Trust between director and actors is a vital component. Y.K. is clearly a master thespian himself. He will have you fully believing he is actually an Orlando area karate instructor who speaks English as a second language; second to Klingon, that is. He trusts his actors so much that he doesn’t even restrict them to the antiquated limitations of a “quality screenplay.” There are so many moments in which characters are yelling over each other, stepping on lines left and right with no regard for whether the audience is following the zigzag-y thread of the conversation. It was a bold choice to get the performers liquored up to the point of mumbled jabbering and then shove them into each other until they’re too angry to speak. And speaking of speaking, the villainous head ninja sounds like his lines were dubbed by Dolph Lundgren, which would basically mean a person whose native language makes him incoherent to American audiences was dubbed by a person whose native language makes him incoherent to American audiences.
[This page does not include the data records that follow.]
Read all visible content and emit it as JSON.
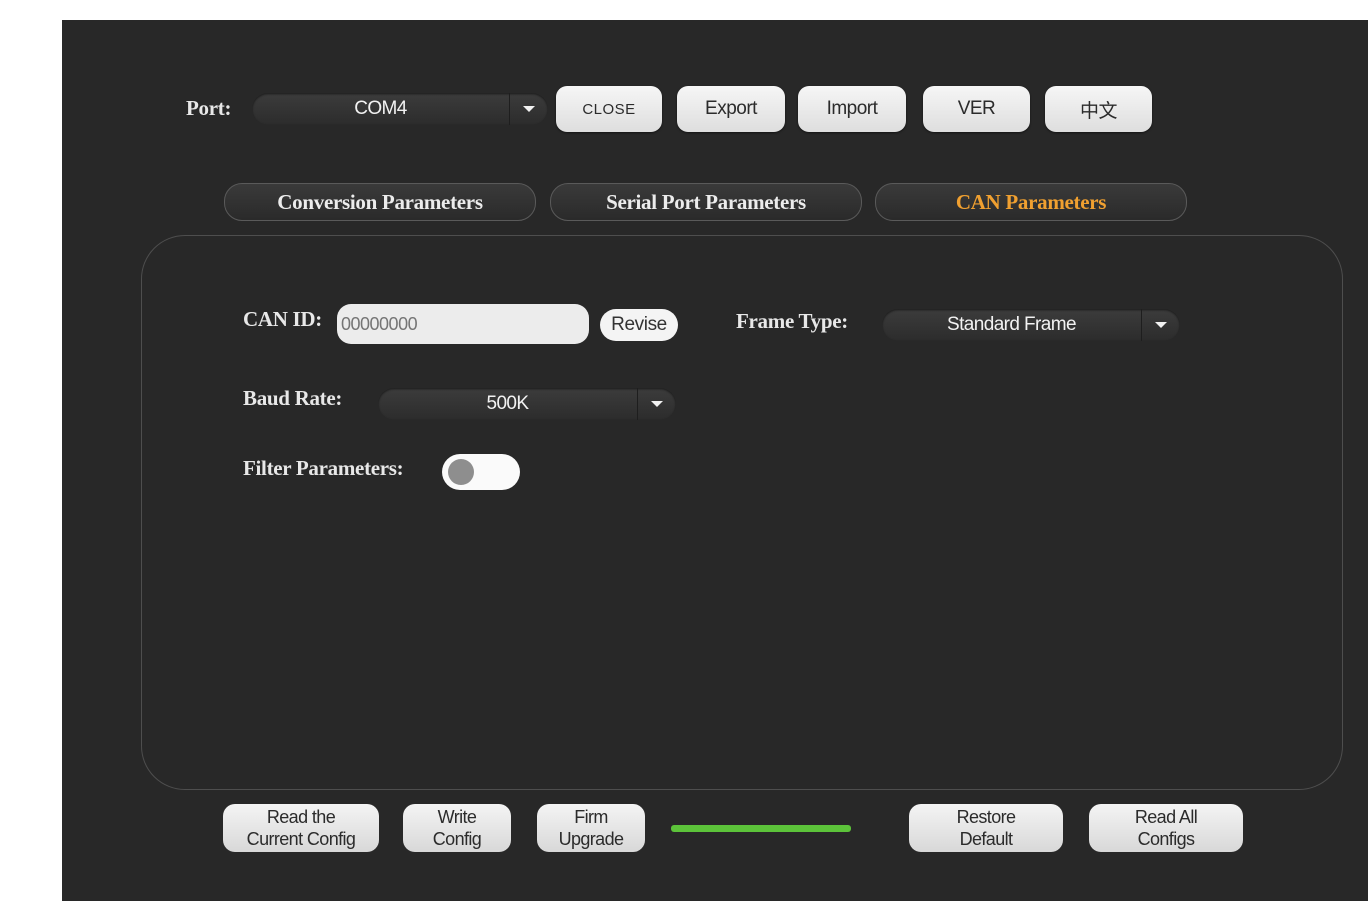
{
  "toolbar": {
    "port_label": "Port:",
    "port_value": "COM4",
    "close_label": "CLOSE",
    "export_label": "Export",
    "import_label": "Import",
    "ver_label": "VER",
    "lang_label": "中文"
  },
  "tabs": [
    {
      "label": "Conversion Parameters",
      "active": false
    },
    {
      "label": "Serial Port Parameters",
      "active": false
    },
    {
      "label": "CAN Parameters",
      "active": true
    }
  ],
  "can": {
    "can_id_label": "CAN ID:",
    "can_id_placeholder": "00000000",
    "revise_label": "Revise",
    "frame_type_label": "Frame Type:",
    "frame_type_value": "Standard Frame",
    "baud_rate_label": "Baud Rate:",
    "baud_rate_value": "500K",
    "filter_label": "Filter Parameters:",
    "filter_enabled": false
  },
  "footer": {
    "read_current": [
      "Read the",
      "Current Config"
    ],
    "write_config": [
      "Write",
      "Config"
    ],
    "firm_upgrade": [
      "Firm",
      "Upgrade"
    ],
    "progress": 1.0,
    "restore_default": [
      "Restore",
      "Default"
    ],
    "read_all": [
      "Read All",
      "Configs"
    ]
  },
  "colors": {
    "background": "#282828",
    "active_tab": "#f0a030",
    "progress": "#5cc33a"
  }
}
If you were to examine Miami Connection on its surface, you may make the terrible mistake of believing it is a cheap, desperate action film. But look closer, this is a clever guise. The fight sequences, at first seeming attempts to play to the baser pleasures of its audience, are actually so poorly designed and idiotically silly that they can hardly be considered crowd-pleasing at all. In the special features of the Criterion release, James Lipton could sit down with Y.K. Kim and allow him to explain that Miami Connection is really an elaborate parable for the weakening American economic system of the late 80s, and how our fear of subjugation to foreign economies made us violently paranoid of the people of those countries. He could then explain how that explanation is stolen from a theoretical examination of Die Hard. He would then honk Lipton’s nose with his foot and run away giggling. Inspired.
Other special features would include a three-hour documentary chronicling Dragon Sound’s 1988 world tour. They went to Disney World, Sea World, Holiday World, and the World of Coca-Cola in Atlanta. There would also be several episodes of Miami Vice, cover art from Banksy, a sleeveless Dragon Sound teeshirt, and an instructional video on how you too can pretend to defend yourself from angry, but otherwise completely unimposing, goof punk ninjas. Criterion, this needs to happen. To whom shall I address all of these threatening letters and spoiled fruit stink bombs?
Junkfood Pairing: Maple Bacon Sundae
When Denny’s introduced the idea of bacon on an ice cream sundae, many people laughed and a few cardiologists wept. We here at Junkfood Cinema shut down for an entire month to do extensive research on whether this was in fact the greatest invention in the history of the human race; results indigestibly inconclusive. Miami Connection harbors a similar collaborative genius. They take ninjas (which are essentially the bacon of cinema) and sprinkle them onto the conceptual ice cream sundae that is the biker gang movie. I guess what I’m saying is that Y.K. Kim is every bit as creative as Denny’s.